How could Paul possibly say in Romans 15:23, “I no longer have any room for work in these regions”? There were thousands of unbelievers left to be converted in Judea and Samaria and Syria and Asia and Macedonia and Achaia.
That is obvious from Paul’s instruction to the churches on how to relate to unbelievers. But Paul has no room for work!
The explanation is given in verses 19–21:
From Jerusalem and all the way around to Illyricum I have fulfilled the ministry of the gospel of Christ; and thus I make it my ambition to preach the gospel, not where Christ has already been named, lest I build on someone else’s foundation, but as it is written, “Those who have never been told of him will see, and those who have never heard will understand.” Paul’s missionary strategy was to preach where nobody has preached before.

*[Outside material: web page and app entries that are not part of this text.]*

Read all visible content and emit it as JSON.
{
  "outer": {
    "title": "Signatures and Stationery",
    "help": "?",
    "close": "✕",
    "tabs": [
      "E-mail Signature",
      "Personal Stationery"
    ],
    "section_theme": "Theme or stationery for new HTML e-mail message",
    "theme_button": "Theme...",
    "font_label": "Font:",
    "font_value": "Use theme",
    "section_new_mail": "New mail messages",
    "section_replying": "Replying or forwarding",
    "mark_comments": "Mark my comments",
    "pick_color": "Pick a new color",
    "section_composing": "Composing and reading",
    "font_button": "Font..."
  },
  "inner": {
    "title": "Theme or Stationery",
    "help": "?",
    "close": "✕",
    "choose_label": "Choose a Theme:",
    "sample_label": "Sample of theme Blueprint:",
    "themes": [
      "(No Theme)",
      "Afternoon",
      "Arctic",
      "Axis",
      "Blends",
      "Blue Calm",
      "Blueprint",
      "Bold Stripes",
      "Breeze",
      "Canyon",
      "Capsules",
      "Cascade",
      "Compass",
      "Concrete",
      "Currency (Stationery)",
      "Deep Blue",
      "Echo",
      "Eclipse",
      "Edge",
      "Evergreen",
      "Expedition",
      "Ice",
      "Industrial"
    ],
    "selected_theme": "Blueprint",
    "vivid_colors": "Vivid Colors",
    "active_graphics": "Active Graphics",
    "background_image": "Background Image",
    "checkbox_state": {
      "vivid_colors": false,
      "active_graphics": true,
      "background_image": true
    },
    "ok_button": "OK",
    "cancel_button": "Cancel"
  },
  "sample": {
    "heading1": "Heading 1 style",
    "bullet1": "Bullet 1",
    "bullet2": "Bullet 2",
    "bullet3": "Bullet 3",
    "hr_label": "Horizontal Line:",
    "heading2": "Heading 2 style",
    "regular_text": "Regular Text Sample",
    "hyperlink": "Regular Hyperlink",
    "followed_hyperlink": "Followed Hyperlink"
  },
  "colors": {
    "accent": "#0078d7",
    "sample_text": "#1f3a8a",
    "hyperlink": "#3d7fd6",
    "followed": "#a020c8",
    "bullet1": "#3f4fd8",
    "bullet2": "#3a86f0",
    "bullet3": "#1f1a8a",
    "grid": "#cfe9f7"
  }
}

This is what we mean by Frontier Missions. Paul had a passion to go where there were no established churches—that meant Spain.
What is amazing in these verses is that Paul can say he has “fulfilled” the gospel from Jerusalem in southern Palestine to Illyricum northwest of Greece!
To understand this is to understand the meaning of Frontier Missions.
Frontier Missions is very different from domestic evangelism. There were thousands of people yet to be converted from Jerusalem to Illyricum. But the task of Frontier Missions was finished. Paul’s job of “planting” was done and